In its 20 years as a company, Google has revolutionized the way we find information. The search engine giant is in the midst of rolling out even more changes – it’s moving from answers to journeys, shifting away from queries, and, now, the shift to visual searching.
Strings to Things to Concepts
One easy way to understand Google’s search technology evolution is through three main ideas: strings, things, and concepts. As we move into the concepts phase of internet search, it’s helpful for us to review the steps that came first.
When Google began, it was all about keywords. Those were the “strings”—the words (and sets of words) that helped Google provide users with the most relevant, high-quality information.
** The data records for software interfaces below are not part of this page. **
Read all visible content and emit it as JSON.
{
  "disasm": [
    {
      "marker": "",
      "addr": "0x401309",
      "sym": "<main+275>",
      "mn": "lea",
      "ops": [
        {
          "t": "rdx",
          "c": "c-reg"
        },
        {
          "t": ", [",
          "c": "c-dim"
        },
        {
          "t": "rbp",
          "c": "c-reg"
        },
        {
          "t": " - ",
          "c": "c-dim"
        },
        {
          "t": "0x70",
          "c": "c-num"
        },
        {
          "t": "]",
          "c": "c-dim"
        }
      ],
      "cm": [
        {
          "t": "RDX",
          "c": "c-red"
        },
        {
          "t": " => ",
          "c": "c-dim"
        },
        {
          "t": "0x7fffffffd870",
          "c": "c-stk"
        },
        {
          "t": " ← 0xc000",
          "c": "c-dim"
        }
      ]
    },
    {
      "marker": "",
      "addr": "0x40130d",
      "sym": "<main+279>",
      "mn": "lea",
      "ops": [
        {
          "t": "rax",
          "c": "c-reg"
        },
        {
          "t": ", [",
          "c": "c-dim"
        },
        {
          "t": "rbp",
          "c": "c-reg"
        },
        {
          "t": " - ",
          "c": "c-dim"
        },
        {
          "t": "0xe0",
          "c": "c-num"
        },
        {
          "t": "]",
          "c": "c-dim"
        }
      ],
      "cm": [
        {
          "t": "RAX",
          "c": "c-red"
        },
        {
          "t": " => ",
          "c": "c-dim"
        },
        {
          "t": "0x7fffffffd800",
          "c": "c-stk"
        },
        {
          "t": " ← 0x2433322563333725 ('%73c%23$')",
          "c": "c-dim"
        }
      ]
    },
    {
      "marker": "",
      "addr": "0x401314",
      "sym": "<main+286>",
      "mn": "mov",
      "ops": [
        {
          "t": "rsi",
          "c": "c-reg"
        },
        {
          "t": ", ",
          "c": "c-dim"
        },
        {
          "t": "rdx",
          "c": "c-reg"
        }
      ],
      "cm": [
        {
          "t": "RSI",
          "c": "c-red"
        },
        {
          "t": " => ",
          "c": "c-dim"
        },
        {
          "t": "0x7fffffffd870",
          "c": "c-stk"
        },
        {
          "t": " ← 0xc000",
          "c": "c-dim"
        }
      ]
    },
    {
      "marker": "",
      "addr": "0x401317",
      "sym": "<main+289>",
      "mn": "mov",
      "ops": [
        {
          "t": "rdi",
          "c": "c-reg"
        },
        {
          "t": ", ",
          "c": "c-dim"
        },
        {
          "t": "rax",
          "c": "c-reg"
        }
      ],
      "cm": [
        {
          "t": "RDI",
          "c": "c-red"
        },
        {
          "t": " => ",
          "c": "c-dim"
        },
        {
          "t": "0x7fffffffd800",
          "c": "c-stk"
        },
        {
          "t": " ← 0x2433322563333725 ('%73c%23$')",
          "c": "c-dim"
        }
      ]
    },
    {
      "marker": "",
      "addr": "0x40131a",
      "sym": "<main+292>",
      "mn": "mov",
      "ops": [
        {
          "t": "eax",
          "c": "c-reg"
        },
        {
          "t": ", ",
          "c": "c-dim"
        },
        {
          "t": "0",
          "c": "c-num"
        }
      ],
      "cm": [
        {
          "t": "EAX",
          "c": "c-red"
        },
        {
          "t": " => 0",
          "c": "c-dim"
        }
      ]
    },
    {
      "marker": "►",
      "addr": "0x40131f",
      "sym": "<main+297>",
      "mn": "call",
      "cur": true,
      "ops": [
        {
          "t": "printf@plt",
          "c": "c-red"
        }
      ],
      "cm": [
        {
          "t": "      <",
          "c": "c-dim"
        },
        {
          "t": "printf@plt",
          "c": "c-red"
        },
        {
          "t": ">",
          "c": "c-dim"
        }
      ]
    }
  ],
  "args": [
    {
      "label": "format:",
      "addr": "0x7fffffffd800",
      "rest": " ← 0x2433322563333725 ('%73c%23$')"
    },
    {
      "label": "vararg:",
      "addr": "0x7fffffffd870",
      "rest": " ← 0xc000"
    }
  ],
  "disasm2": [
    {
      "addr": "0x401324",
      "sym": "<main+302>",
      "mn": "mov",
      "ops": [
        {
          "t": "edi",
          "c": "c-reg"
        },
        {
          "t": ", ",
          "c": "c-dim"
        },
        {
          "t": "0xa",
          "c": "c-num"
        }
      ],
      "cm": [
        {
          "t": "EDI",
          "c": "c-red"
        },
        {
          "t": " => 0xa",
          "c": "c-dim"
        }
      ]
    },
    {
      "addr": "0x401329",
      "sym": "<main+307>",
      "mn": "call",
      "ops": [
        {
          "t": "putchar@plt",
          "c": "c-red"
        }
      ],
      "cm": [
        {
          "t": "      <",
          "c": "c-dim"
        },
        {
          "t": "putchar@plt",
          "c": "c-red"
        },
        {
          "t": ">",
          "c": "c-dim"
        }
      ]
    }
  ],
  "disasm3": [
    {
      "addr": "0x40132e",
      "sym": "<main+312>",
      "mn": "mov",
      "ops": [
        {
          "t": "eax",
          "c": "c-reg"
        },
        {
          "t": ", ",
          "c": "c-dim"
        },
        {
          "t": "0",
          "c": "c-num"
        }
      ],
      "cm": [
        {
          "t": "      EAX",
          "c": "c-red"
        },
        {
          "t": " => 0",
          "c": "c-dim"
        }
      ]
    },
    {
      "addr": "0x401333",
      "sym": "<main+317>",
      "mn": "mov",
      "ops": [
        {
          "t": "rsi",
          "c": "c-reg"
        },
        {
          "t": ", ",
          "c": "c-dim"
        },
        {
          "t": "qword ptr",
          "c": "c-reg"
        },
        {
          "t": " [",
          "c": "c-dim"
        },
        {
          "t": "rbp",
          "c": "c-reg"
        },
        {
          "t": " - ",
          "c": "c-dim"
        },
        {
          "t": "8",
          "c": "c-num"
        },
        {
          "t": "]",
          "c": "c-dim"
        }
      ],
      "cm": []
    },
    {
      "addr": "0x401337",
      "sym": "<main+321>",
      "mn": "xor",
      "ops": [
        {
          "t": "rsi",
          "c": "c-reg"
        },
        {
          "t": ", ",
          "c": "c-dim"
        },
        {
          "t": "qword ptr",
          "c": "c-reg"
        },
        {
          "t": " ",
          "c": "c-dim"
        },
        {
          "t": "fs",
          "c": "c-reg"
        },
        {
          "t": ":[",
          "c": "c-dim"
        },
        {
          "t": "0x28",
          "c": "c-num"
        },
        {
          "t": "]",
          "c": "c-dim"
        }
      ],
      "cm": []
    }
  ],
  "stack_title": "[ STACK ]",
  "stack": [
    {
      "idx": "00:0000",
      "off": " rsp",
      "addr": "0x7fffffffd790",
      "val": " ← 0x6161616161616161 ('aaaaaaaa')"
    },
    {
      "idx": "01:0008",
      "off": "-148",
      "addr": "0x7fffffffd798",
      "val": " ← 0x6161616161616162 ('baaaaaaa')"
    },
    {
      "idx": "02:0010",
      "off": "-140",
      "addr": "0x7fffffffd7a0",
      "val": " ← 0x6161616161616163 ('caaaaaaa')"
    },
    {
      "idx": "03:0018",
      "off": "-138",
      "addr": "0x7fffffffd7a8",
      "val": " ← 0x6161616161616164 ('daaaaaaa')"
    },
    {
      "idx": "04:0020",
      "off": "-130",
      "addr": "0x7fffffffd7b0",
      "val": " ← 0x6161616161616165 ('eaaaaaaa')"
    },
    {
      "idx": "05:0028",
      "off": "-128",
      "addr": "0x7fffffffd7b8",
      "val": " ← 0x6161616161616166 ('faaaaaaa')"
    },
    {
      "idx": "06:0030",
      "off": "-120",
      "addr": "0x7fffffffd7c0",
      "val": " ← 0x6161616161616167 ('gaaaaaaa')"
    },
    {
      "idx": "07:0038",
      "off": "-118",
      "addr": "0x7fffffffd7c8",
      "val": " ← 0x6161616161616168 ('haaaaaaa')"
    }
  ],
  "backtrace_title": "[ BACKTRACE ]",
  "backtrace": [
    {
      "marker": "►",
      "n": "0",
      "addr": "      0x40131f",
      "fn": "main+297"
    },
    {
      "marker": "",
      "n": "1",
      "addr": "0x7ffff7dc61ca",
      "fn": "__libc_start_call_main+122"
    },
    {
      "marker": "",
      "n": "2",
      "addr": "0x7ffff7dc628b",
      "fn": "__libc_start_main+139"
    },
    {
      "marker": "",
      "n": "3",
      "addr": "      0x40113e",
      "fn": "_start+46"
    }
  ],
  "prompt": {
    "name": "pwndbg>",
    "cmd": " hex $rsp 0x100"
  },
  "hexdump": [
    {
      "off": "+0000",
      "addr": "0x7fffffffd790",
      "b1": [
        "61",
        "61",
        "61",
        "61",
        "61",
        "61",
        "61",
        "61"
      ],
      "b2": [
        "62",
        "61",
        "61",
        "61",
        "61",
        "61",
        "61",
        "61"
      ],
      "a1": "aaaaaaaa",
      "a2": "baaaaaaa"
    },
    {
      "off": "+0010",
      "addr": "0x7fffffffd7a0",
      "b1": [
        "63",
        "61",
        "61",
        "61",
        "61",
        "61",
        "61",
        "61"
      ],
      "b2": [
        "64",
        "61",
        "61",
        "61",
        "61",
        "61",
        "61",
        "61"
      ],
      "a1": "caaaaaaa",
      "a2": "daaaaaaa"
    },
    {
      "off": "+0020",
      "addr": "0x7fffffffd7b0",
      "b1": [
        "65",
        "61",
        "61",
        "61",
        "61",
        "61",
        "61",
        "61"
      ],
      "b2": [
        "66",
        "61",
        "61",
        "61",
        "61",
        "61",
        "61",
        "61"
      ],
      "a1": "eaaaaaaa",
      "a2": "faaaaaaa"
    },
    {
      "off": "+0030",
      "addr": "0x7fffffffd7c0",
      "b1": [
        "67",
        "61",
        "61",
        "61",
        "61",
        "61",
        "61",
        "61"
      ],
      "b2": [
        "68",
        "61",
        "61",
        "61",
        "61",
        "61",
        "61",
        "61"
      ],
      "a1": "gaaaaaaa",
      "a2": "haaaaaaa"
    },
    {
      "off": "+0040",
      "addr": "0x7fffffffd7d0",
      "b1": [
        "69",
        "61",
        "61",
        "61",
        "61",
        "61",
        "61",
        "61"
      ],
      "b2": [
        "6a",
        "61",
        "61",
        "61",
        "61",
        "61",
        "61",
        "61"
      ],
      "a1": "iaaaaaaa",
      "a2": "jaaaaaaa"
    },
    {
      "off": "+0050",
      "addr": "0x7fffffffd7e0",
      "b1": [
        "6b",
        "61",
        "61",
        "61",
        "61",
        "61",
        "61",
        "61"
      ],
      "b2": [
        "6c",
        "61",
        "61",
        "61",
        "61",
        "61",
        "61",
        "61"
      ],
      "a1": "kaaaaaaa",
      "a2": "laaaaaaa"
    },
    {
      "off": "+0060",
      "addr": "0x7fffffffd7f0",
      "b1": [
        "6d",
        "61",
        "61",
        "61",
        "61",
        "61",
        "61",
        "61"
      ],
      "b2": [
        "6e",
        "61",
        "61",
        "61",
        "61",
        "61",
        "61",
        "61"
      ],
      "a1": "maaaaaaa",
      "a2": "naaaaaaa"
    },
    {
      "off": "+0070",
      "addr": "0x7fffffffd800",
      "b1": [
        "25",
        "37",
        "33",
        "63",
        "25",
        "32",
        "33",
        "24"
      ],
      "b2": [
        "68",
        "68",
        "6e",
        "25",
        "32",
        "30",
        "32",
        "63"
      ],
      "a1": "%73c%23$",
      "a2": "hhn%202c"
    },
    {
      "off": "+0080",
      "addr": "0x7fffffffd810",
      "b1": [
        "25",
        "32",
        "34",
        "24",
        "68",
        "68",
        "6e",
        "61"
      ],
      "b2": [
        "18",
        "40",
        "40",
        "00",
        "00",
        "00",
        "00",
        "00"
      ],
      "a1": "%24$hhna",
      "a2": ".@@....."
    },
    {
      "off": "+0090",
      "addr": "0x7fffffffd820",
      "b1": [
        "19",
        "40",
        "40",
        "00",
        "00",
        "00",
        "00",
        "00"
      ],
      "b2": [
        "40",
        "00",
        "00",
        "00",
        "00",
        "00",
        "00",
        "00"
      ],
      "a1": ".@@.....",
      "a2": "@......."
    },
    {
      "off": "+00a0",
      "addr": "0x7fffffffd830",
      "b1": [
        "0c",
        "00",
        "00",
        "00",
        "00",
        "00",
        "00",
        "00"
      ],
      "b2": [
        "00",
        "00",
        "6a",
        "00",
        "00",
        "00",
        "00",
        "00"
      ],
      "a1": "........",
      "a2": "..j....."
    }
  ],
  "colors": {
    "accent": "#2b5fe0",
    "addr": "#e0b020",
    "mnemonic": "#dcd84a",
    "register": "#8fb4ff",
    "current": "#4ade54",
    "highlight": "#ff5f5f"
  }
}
We can’t overstate how revolutionary keyword technology was, but keyword-based search placed most of the responsibility on the user to find the right information. If you didn’t enter the right keywords, you wouldn’t see the search results you wanted to see.
After a while, Google’s algorithms got smarter. With the launch of the Knowledge Graph in 2012, Google began to understand what people meant when they used fuzzy search criteria, and began to steer them toward the stronger searchable terms and relevant information. Put simply, it was a progression from basic keywords to semantically related keywords and ideas.
The Knowledge Graph enabled Google to aggregate millions of search queries to understand what users were actually interested in when they used certain search terms. This 2012 blog post laid out Google’s hopes for the future:
“We’ve always believed that the perfect search engine should understand exactly what you mean and give you back exactly what you want. And we can now sometimes help answer your next question before you’ve asked it, because the facts we show are informed by what other people have searched for.”
In 2018, Google announced it would be focusing not just on words, but also on images and other visual content. With this shift, Google hopes to move from answering users’ questions to being their personal assistant. Instead of just responding to your searches, Google will pick up where you leave off, taking users on an information journey. One of the biggest changes since 2012 is that more than half of all Google searches are coming from mobile devices. The visual shift we’re seeing specifically targets those mobile users. In 2018 we also saw Google’s understanding of content and query intent reach a whole new level.
Good Content vs. Great Content
We know now that Google is moving in a more visual direction, focusing on the mobile experience and integrating images, videos, and other visual content. But what does this mean for SEO? The good news is that the fundamentals remain the same:
- High-quality content
- Authoritative perspective
- Answering users’ questions useful
Google’s algorithms will only continue to sharpen their accuracy in finding the best, most relevant visual content. This is still about finding content that addresses user needs the best. This visual shift means that SEO experts will need to help content creators create and maintain relevancy. It will also be critical that content creators put out fresh content on a regular basis, as the algorithms will prefer sites that are frequently updated with highly query relevant text and visual information.
Google’s understanding of content appears to be exponential in nature, not linear. In other words, their algorithmic abilities tend to leap rather than crawl, and the next few years will see dramatic improvements in those abilities. This advanced understanding means good quality content won’t cut it anymore. Rather, sites that want to perform well in search rankings will need truly outstanding content written by experts. In some industries, this expert-level content is already necessary.
Next Steps for SEO
As Google paves the way for a drastically different search experience, here are a few concrete steps SEOs can take to stay relevant in search.
1. Understand the basics
This means having a thorough understanding of how to create high quality and relevant titles, H1 tags, and body content. For visual content, context is key. Stock photos likely will not cut it anymore; you’ll need images that are highly related to your specific content and unique on the web.
2. Consider the user’s journey
Create Content that includes visuals that are optimized for search. Include captions for your visual content that show how those images are a core component of your content. This will help your images/photos perform better in image searches and help users find the information they want quickly and easily.
3. Build visually
For higher visibility and accessibility, optimize your product images for Google Lens. Don’t rely on a user’s ability to type in specific search terms to find your product online. Google Lens shows users relevant images automatically, especially ones with direct links back to product pages. Google is also building its own AMP stories—AI-constructed visual experiences that immerse the user in text, video, and photos. With highly optimized visuals and text, Google may pull your authoritative content into one of these stories.
Differentiating between good and truly world class content used to be a person’s job. Now it’s the purview of intelligent and powerful algorithms. As we move into the future of search, SEO experts need to stay rooted in the basics of high-quality content, all while remembering that “content” is much more than just words on a page.
I would say the biggest shift, on the business front, is the need for mom and pop / local businesses to kick up their content game. Hopefully curbing the age of scraped and spun content.
Great post, thanks for sharing. During Google updates the past several years I’ve always seen that it’s all about content. In a nutshell, it’s the major element that reflects to what extent the user is satisfied with what Google gave him. If you have good content you will have good results.
Great post with a lot of information. Many many thanks for sharing with us.